Irvine-based Edwards Lifesciences Corp. (NYSE: EW) said that it’s encouraged by recent streamlining of rules by the Centers for Medicare and Medicaid Services for the life-changing transcatheter aortic valve replacement, or TAVR, procedure for aortic stenosis.
The streamlining has been a long time coming, and although the coverage is only indicated for patients who suffer positive symptoms related to severe aortic stenosis, those who are too high-risk for open heart surgery, this is a step in the right direction, according to Edwards.
“Often, the primary risk facing severe aortic stenosis patients is not treatment complications, but the risk of not receiving treatment at all,” the company said in a June 21 statement.
“Edwards emphasized that the priority must be ensuring timely patient access to high-quality care, so that clinicians can provide all people with heart valve disease with the therapy that is right for them.”
The price tag has often been the sticking point.
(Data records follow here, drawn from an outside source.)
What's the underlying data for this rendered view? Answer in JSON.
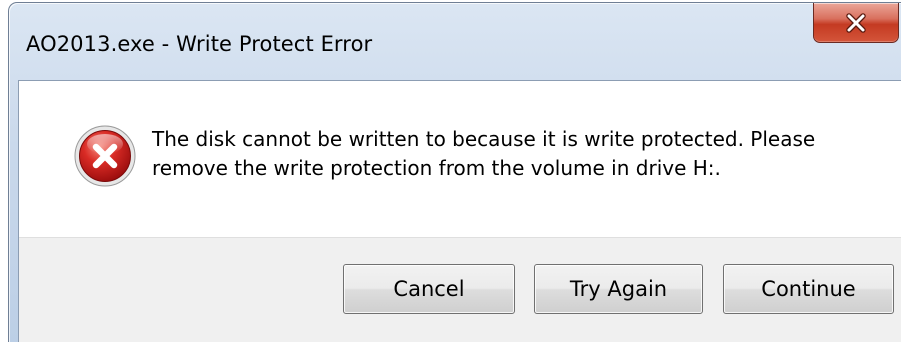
{
  "window": {
    "title": "AO2013.exe - Write Protect Error"
  },
  "icons": {
    "close": "close-icon",
    "error": "error-icon"
  },
  "message": {
    "text": "The disk cannot be written to because it is write protected. Please\nremove the write protection from the volume  in drive H:."
  },
  "buttons": {
    "cancel": "Cancel",
    "try_again": "Try Again",
    "continue": "Continue"
  },
  "colors": {
    "close_button": "#c43a22",
    "error_icon": "#c1121f",
    "dialog_button_area": "#f0f0f0"
  }
}
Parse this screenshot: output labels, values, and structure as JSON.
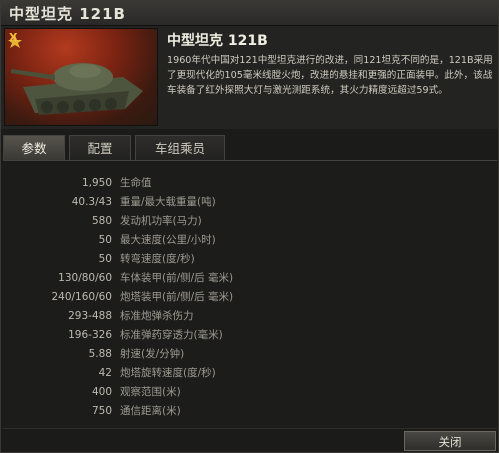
{
  "window": {
    "title": "中型坦克 121B"
  },
  "header": {
    "badge_text": "X",
    "tank_name": "中型坦克 121B",
    "description": "1960年代中国对121中型坦克进行的改进，同121坦克不同的是，121B采用了更现代化的105毫米线膛火炮，改进的悬挂和更强的正面装甲。此外，该战车装备了红外探照大灯与激光测距系统，其火力精度远超过59式。"
  },
  "tabs": [
    {
      "label": "参数"
    },
    {
      "label": "配置"
    },
    {
      "label": "车组乘员"
    }
  ],
  "stats": [
    {
      "value": "1,950",
      "label": "生命值"
    },
    {
      "value": "40.3/43",
      "label": "重量/最大载重量(吨)"
    },
    {
      "value": "580",
      "label": "发动机功率(马力)"
    },
    {
      "value": "50",
      "label": "最大速度(公里/小时)"
    },
    {
      "value": "50",
      "label": "转弯速度(度/秒)"
    },
    {
      "value": "130/80/60",
      "label": "车体装甲(前/侧/后 毫米)"
    },
    {
      "value": "240/160/60",
      "label": "炮塔装甲(前/侧/后 毫米)"
    },
    {
      "value": "293-488",
      "label": "标准炮弹杀伤力"
    },
    {
      "value": "196-326",
      "label": "标准弹药穿透力(毫米)"
    },
    {
      "value": "5.88",
      "label": "射速(发/分钟)"
    },
    {
      "value": "42",
      "label": "炮塔旋转速度(度/秒)"
    },
    {
      "value": "400",
      "label": "观察范围(米)"
    },
    {
      "value": "750",
      "label": "通信距离(米)"
    }
  ],
  "footer": {
    "close_label": "关闭"
  }
}
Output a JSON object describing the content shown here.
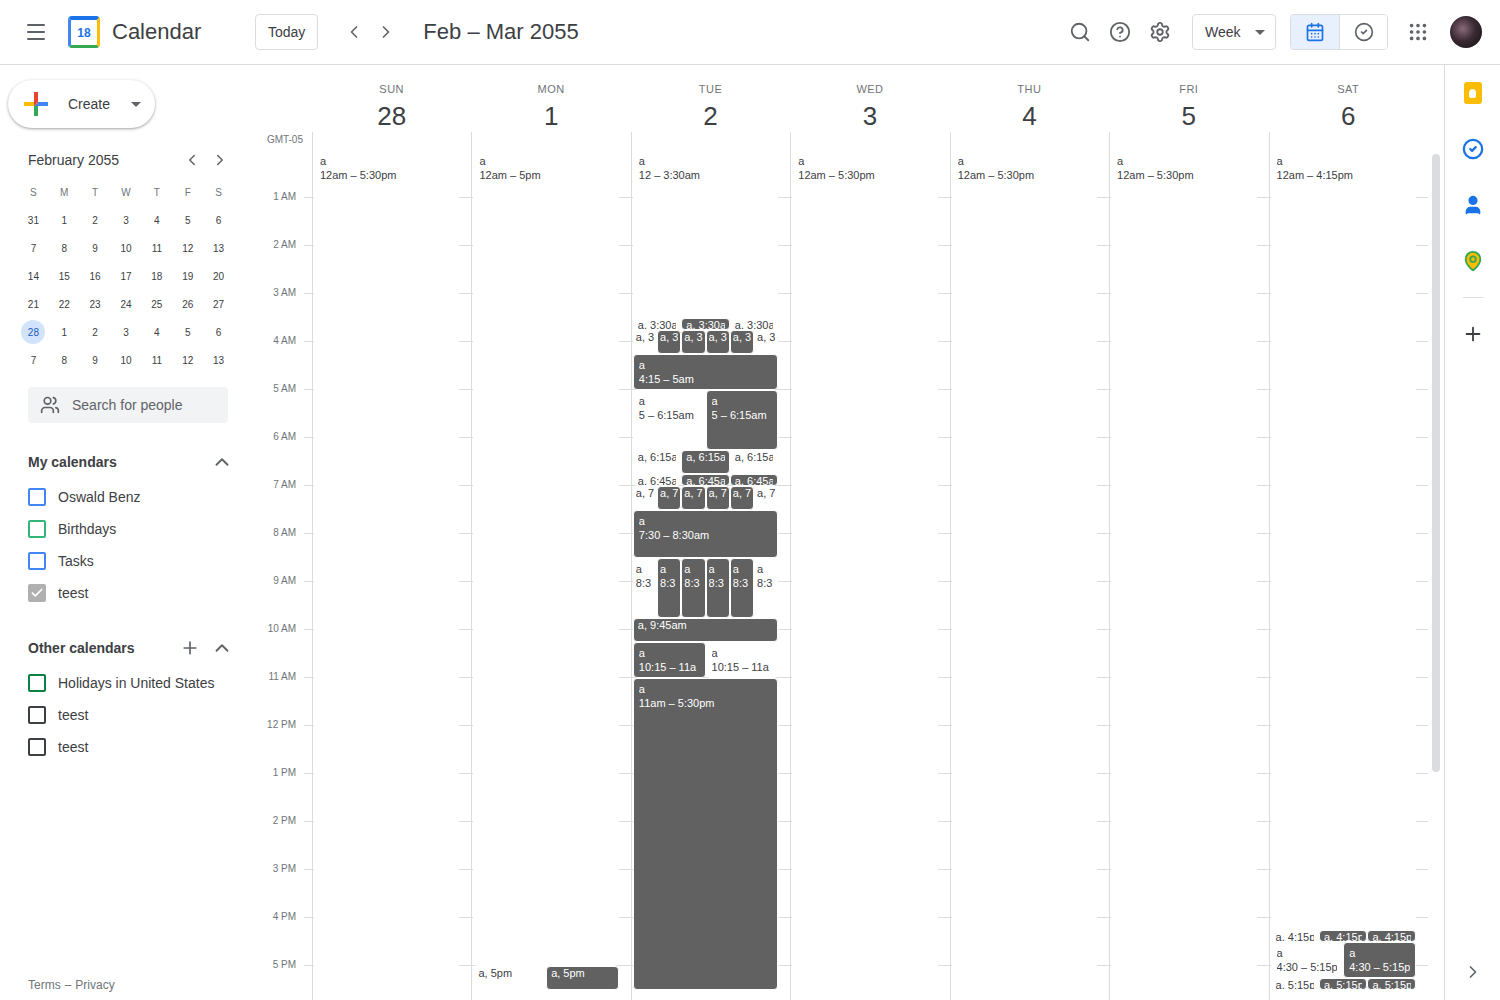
{
  "app": {
    "logo_day": "18",
    "name": "Calendar"
  },
  "toolbar": {
    "today": "Today",
    "range": "Feb – Mar 2055",
    "view": "Week",
    "view_toggle": [
      {
        "selected": true
      },
      {
        "selected": false
      }
    ]
  },
  "create": {
    "label": "Create"
  },
  "mini_calendar": {
    "title": "February 2055",
    "weekdays": [
      "S",
      "M",
      "T",
      "W",
      "T",
      "F",
      "S"
    ],
    "weeks": [
      [
        {
          "day": "31",
          "selected": false
        },
        {
          "day": "1",
          "selected": false
        },
        {
          "day": "2",
          "selected": false
        },
        {
          "day": "3",
          "selected": false
        },
        {
          "day": "4",
          "selected": false
        },
        {
          "day": "5",
          "selected": false
        },
        {
          "day": "6",
          "selected": false
        }
      ],
      [
        {
          "day": "7",
          "selected": false
        },
        {
          "day": "8",
          "selected": false
        },
        {
          "day": "9",
          "selected": false
        },
        {
          "day": "10",
          "selected": false
        },
        {
          "day": "11",
          "selected": false
        },
        {
          "day": "12",
          "selected": false
        },
        {
          "day": "13",
          "selected": false
        }
      ],
      [
        {
          "day": "14",
          "selected": false
        },
        {
          "day": "15",
          "selected": false
        },
        {
          "day": "16",
          "selected": false
        },
        {
          "day": "17",
          "selected": false
        },
        {
          "day": "18",
          "selected": false
        },
        {
          "day": "19",
          "selected": false
        },
        {
          "day": "20",
          "selected": false
        }
      ],
      [
        {
          "day": "21",
          "selected": false
        },
        {
          "day": "22",
          "selected": false
        },
        {
          "day": "23",
          "selected": false
        },
        {
          "day": "24",
          "selected": false
        },
        {
          "day": "25",
          "selected": false
        },
        {
          "day": "26",
          "selected": false
        },
        {
          "day": "27",
          "selected": false
        }
      ],
      [
        {
          "day": "28",
          "selected": true
        },
        {
          "day": "1",
          "selected": false
        },
        {
          "day": "2",
          "selected": false
        },
        {
          "day": "3",
          "selected": false
        },
        {
          "day": "4",
          "selected": false
        },
        {
          "day": "5",
          "selected": false
        },
        {
          "day": "6",
          "selected": false
        }
      ],
      [
        {
          "day": "7",
          "selected": false
        },
        {
          "day": "8",
          "selected": false
        },
        {
          "day": "9",
          "selected": false
        },
        {
          "day": "10",
          "selected": false
        },
        {
          "day": "11",
          "selected": false
        },
        {
          "day": "12",
          "selected": false
        },
        {
          "day": "13",
          "selected": false
        }
      ]
    ]
  },
  "people_search": {
    "placeholder": "Search for people"
  },
  "my_calendars": {
    "title": "My calendars",
    "expanded": true,
    "items": [
      {
        "label": "Oswald Benz",
        "checked": false,
        "color": "#4285f4"
      },
      {
        "label": "Birthdays",
        "checked": false,
        "color": "#33b679"
      },
      {
        "label": "Tasks",
        "checked": false,
        "color": "#4285f4"
      },
      {
        "label": "teest",
        "checked": true,
        "color": "#b0b0b0"
      }
    ]
  },
  "other_calendars": {
    "title": "Other calendars",
    "expanded": true,
    "items": [
      {
        "label": "Holidays in United States",
        "checked": false,
        "color": "#0b8043"
      },
      {
        "label": "teest",
        "checked": false,
        "color": "#3c4043"
      },
      {
        "label": "teest",
        "checked": false,
        "color": "#3c4043"
      }
    ]
  },
  "footer": {
    "links": [
      "Terms",
      "Privacy"
    ],
    "separator": "–"
  },
  "timezone": "GMT-05",
  "hours": [
    "1 AM",
    "2 AM",
    "3 AM",
    "4 AM",
    "5 AM",
    "6 AM",
    "7 AM",
    "8 AM",
    "9 AM",
    "10 AM",
    "11 AM",
    "12 PM",
    "1 PM",
    "2 PM",
    "3 PM",
    "4 PM",
    "5 PM"
  ],
  "days": [
    {
      "weekday": "SUN",
      "date": "28",
      "events": [
        {
          "kind": "full",
          "title": "a",
          "time": "12am – 5:30pm",
          "start": 0,
          "end": 17.5,
          "filled": false
        }
      ]
    },
    {
      "weekday": "MON",
      "date": "1",
      "events": [
        {
          "kind": "full",
          "title": "a",
          "time": "12am – 5pm",
          "start": 0,
          "end": 17,
          "filled": false
        },
        {
          "kind": "compact",
          "label": "a, 5pm",
          "start": 17,
          "end": 17.5,
          "filled": false
        },
        {
          "kind": "compact",
          "label": "a, 5pm",
          "start": 17,
          "end": 17.5,
          "filled": true
        }
      ]
    },
    {
      "weekday": "TUE",
      "date": "2",
      "events": [
        {
          "kind": "full",
          "title": "a",
          "time": "12 – 3:30am",
          "start": 0,
          "end": 3.5,
          "filled": false
        },
        {
          "kind": "compact",
          "label": "a, 3:30a",
          "start": 3.5,
          "end": 3.75,
          "filled": false
        },
        {
          "kind": "compact",
          "label": "a, 3:30a",
          "start": 3.5,
          "end": 3.75,
          "filled": true
        },
        {
          "kind": "compact",
          "label": "a, 3:30a",
          "start": 3.5,
          "end": 3.75,
          "filled": false
        },
        {
          "kind": "compact",
          "label": "a, 3",
          "start": 3.75,
          "end": 4.25,
          "filled": false
        },
        {
          "kind": "compact",
          "label": "a, 3",
          "start": 3.75,
          "end": 4.25,
          "filled": true
        },
        {
          "kind": "compact",
          "label": "a, 3",
          "start": 3.75,
          "end": 4.25,
          "filled": true
        },
        {
          "kind": "compact",
          "label": "a, 3",
          "start": 3.75,
          "end": 4.25,
          "filled": true
        },
        {
          "kind": "compact",
          "label": "a, 3",
          "start": 3.75,
          "end": 4.25,
          "filled": true
        },
        {
          "kind": "compact",
          "label": "a, 3",
          "start": 3.75,
          "end": 4.25,
          "filled": false
        },
        {
          "kind": "full",
          "title": "a",
          "time": "4:15 – 5am",
          "start": 4.25,
          "end": 5,
          "filled": true
        },
        {
          "kind": "full",
          "title": "a",
          "time": "5 – 6:15am",
          "start": 5,
          "end": 6.25,
          "filled": false
        },
        {
          "kind": "full",
          "title": "a",
          "time": "5 – 6:15am",
          "start": 5,
          "end": 6.25,
          "filled": true
        },
        {
          "kind": "compact",
          "label": "a, 6:15a",
          "start": 6.25,
          "end": 6.75,
          "filled": false
        },
        {
          "kind": "compact",
          "label": "a, 6:15a",
          "start": 6.25,
          "end": 6.75,
          "filled": true
        },
        {
          "kind": "compact",
          "label": "a, 6:15a",
          "start": 6.25,
          "end": 6.75,
          "filled": false
        },
        {
          "kind": "compact",
          "label": "a, 6:45a",
          "start": 6.75,
          "end": 7,
          "filled": false
        },
        {
          "kind": "compact",
          "label": "a, 6:45a",
          "start": 6.75,
          "end": 7,
          "filled": true
        },
        {
          "kind": "compact",
          "label": "a, 6:45a",
          "start": 6.75,
          "end": 7,
          "filled": true
        },
        {
          "kind": "compact",
          "label": "a, 7",
          "start": 7,
          "end": 7.5,
          "filled": false
        },
        {
          "kind": "compact",
          "label": "a, 7",
          "start": 7,
          "end": 7.5,
          "filled": true
        },
        {
          "kind": "compact",
          "label": "a, 7",
          "start": 7,
          "end": 7.5,
          "filled": true
        },
        {
          "kind": "compact",
          "label": "a, 7",
          "start": 7,
          "end": 7.5,
          "filled": true
        },
        {
          "kind": "compact",
          "label": "a, 7",
          "start": 7,
          "end": 7.5,
          "filled": true
        },
        {
          "kind": "compact",
          "label": "a, 7",
          "start": 7,
          "end": 7.5,
          "filled": false
        },
        {
          "kind": "full",
          "title": "a",
          "time": "7:30 – 8:30am",
          "start": 7.5,
          "end": 8.5,
          "filled": true
        },
        {
          "kind": "full",
          "title": "a",
          "time": "8:3",
          "start": 8.5,
          "end": 9.75,
          "filled": false
        },
        {
          "kind": "full",
          "title": "a",
          "time": "8:3",
          "start": 8.5,
          "end": 9.75,
          "filled": true
        },
        {
          "kind": "full",
          "title": "a",
          "time": "8:3",
          "start": 8.5,
          "end": 9.75,
          "filled": true
        },
        {
          "kind": "full",
          "title": "a",
          "time": "8:3",
          "start": 8.5,
          "end": 9.75,
          "filled": true
        },
        {
          "kind": "full",
          "title": "a",
          "time": "8:3",
          "start": 8.5,
          "end": 9.75,
          "filled": true
        },
        {
          "kind": "full",
          "title": "a",
          "time": "8:3",
          "start": 8.5,
          "end": 9.75,
          "filled": false
        },
        {
          "kind": "compact",
          "label": "a, 9:45am",
          "start": 9.75,
          "end": 10.25,
          "filled": true
        },
        {
          "kind": "full",
          "title": "a",
          "time": "10:15 – 11a",
          "start": 10.25,
          "end": 11,
          "filled": true
        },
        {
          "kind": "full",
          "title": "a",
          "time": "10:15 – 11a",
          "start": 10.25,
          "end": 11,
          "filled": false
        },
        {
          "kind": "full",
          "title": "a",
          "time": "11am – 5:30pm",
          "start": 11,
          "end": 17.5,
          "filled": true
        }
      ]
    },
    {
      "weekday": "WED",
      "date": "3",
      "events": [
        {
          "kind": "full",
          "title": "a",
          "time": "12am – 5:30pm",
          "start": 0,
          "end": 17.5,
          "filled": false
        }
      ]
    },
    {
      "weekday": "THU",
      "date": "4",
      "events": [
        {
          "kind": "full",
          "title": "a",
          "time": "12am – 5:30pm",
          "start": 0,
          "end": 17.5,
          "filled": false
        }
      ]
    },
    {
      "weekday": "FRI",
      "date": "5",
      "events": [
        {
          "kind": "full",
          "title": "a",
          "time": "12am – 5:30pm",
          "start": 0,
          "end": 17.5,
          "filled": false
        }
      ]
    },
    {
      "weekday": "SAT",
      "date": "6",
      "events": [
        {
          "kind": "full",
          "title": "a",
          "time": "12am – 4:15pm",
          "start": 0,
          "end": 16.25,
          "filled": false
        },
        {
          "kind": "compact",
          "label": "a, 4:15p",
          "start": 16.25,
          "end": 16.5,
          "filled": false
        },
        {
          "kind": "compact",
          "label": "a, 4:15p",
          "start": 16.25,
          "end": 16.5,
          "filled": true
        },
        {
          "kind": "compact",
          "label": "a, 4:15p",
          "start": 16.25,
          "end": 16.5,
          "filled": true
        },
        {
          "kind": "full",
          "title": "a",
          "time": "4:30 – 5:15p",
          "start": 16.5,
          "end": 17.25,
          "filled": false
        },
        {
          "kind": "full",
          "title": "a",
          "time": "4:30 – 5:15p",
          "start": 16.5,
          "end": 17.25,
          "filled": true
        },
        {
          "kind": "compact",
          "label": "a, 5:15p",
          "start": 17.25,
          "end": 17.5,
          "filled": false
        },
        {
          "kind": "compact",
          "label": "a, 5:15p",
          "start": 17.25,
          "end": 17.5,
          "filled": true
        },
        {
          "kind": "compact",
          "label": "a, 5:15p",
          "start": 17.25,
          "end": 17.5,
          "filled": true
        }
      ]
    }
  ]
}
Patient access to emerging technologies is often impeded by costs or coverage.
“The valve prices are anywhere from $30,000 to $35,000, which brings up a whole other healthcare economics discussion,” Dr. Anthony Caffarelli, the vice chair of cardiothoracic surgery at Hoag, told the Business Journal.
By contrast, Caffarelli estimates that open-heart surgery, which is much riskier, costs substantially less—$5,000 compared to the TAVR price tag, which can range up to $40,000.
About six years ago, the CMS began looking at whether Medicare patients should be eligible for the TAVR procedures instead of open-heart surgeries.
“We are encouraged that CMS is open to moving toward a quality measure focused on patient outcomes, not procedural volume,” Edwards said in a public statement in response to CMS announcing their coverage of the TAVR procedure for severe aortic stenosis patients.
Edwards continues to search for “the best way to ensure high quality and appropriate access for all Medicare beneficiaries in need of treatment for structural heart disease.”